begin every action of his in the name of the Lord and di- Tagaytay City, Cavite, the Philippines
rect it to him” (Sermon II, 83). Throughout his life, St.
Anthony dedicated himself assisting the sick people Mailing Address: P. O. Box 32,
in his city of Cremona, Italy. When he became a 4120 Tagaytay City, Philippines
priest, he fed the people with the Bread of life for Tel. & Fax: +63 46 413-2837
their body and soul. A doctor of medicine and a Email: stpaul@catholic.org
priest, he realized that many people need a “doctor”
of the heart to teach them how to love God and to Director: Fr. Giovanni Scalese, CRSP
become God’s follower. Truly, St. Anthony’s inten- Editor: Fr. Michael R. Sandalo, CRSP
tion was always directed towards God—to serve and Editorial Staff: Fr. Joselito A. Santos, Fr.
love God among the poor ones. Cirilo B. Coniendo, Fr. Jecker R. Luego,
I had an experience last summer while dining in Ferdinand S. Dagcota, Roan Cipriano J.
a restaurant in my province.

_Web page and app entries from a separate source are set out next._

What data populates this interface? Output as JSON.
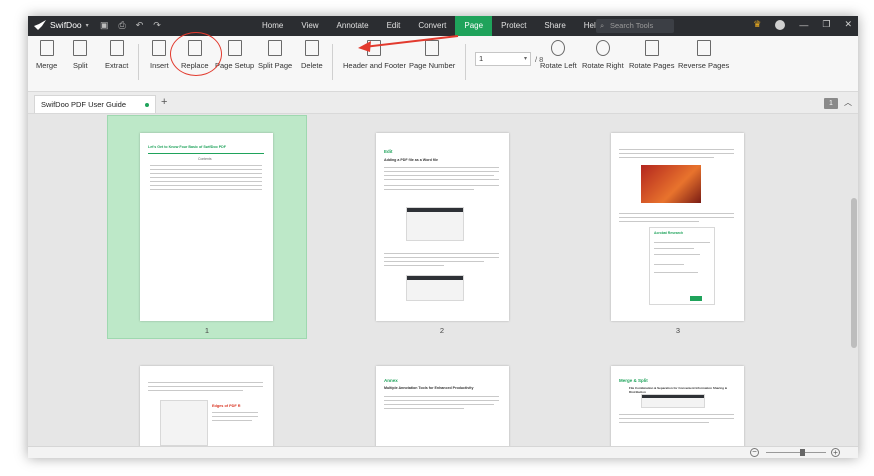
{
  "app": {
    "name": "SwifDoo"
  },
  "menu": {
    "items": [
      "Home",
      "View",
      "Annotate",
      "Edit",
      "Convert",
      "Page",
      "Protect",
      "Share",
      "Help"
    ],
    "active": "Page",
    "search_placeholder": "Search Tools"
  },
  "ribbon": {
    "merge": "Merge",
    "split": "Split",
    "extract": "Extract",
    "insert": "Insert",
    "replace": "Replace",
    "page_setup": "Page Setup",
    "split_page": "Split Page",
    "delete": "Delete",
    "header_footer": "Header and Footer",
    "page_number": "Page Number",
    "current_page": "1",
    "total_pages": "/ 8",
    "rotate_left": "Rotate Left",
    "rotate_right": "Rotate Right",
    "rotate_pages": "Rotate Pages",
    "reverse_pages": "Reverse Pages"
  },
  "tabs": {
    "doc_title": "SwifDoo PDF User Guide",
    "add": "+",
    "page_count_badge": "1"
  },
  "thumbnails": {
    "labels": [
      "1",
      "2",
      "3"
    ],
    "p1": {
      "title": "Let's Get to Know Four Basic of SwifDoo PDF",
      "toc": "Contents"
    },
    "p2": {
      "heading": "Edit",
      "sub": "Adding a PDF file as a Word file"
    },
    "p3": {
      "sub": "Acrobat Research"
    },
    "p4": {
      "callout": "Edges of PDF R"
    },
    "p5": {
      "heading": "Annex",
      "sub": "Multiple Annotation Tools for Enhanced Productivity"
    },
    "p6": {
      "heading": "Merge & Split",
      "sub": "File Combination & Separation for Convenient Information Sharing & Distribution"
    }
  },
  "colors": {
    "accent": "#1fa35b",
    "annotation": "#e23a2e",
    "titlebar": "#2b2d31"
  }
}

A beggar suddenly Aborque, Jose Nazareno S. Gabato, Arvin
came in and begged for food. Unfortunately, he was A. Dagalea, Marlon B. Ramirez, Yohanes
scolded by the owner of that restaurant and was sent Besi Koten, Clyd S. Autentico, Pat M.
away empty-handed. Perhaps, if the beggar insisted, Golis, Jonathan G. Ramoso, Thomas
the owner might have given him food but not out of Federick S. Tabada, Isfridus Syukur.
charity but because the latter did not want this beg-
gar to disturb the costumers. I wanted to give the Typeset in the Philippines by Saint Paul
beggar some food because I felt “something” push- Scholasticate, March 2007
ing me to do so. However, I failed to put it into ac-
tion.
St. Anthony says in one of his letters: “The con-
cept of love he has written in our hearts must transform it
into practice together with the book of the sweet memory
of the cross of Christ” (Letter IX, 57). This statement
invites us to put love into action. We, religious and
seminarians, are exhorted by St. Anthony Zaccaria
to act in loving service. Praying in the chapel is not
enough if we do not reflect the image of Jesus in our
interactions with people. I, for my part, after my ex-
perience in the restaurant realized that I still need to
grow, to be challenged to live to the fullest the
Christian faith through charity and compassion. Let Quis nos separabit a caritate Christi?
God and love be at the center of our intentions and An gladius?
actions.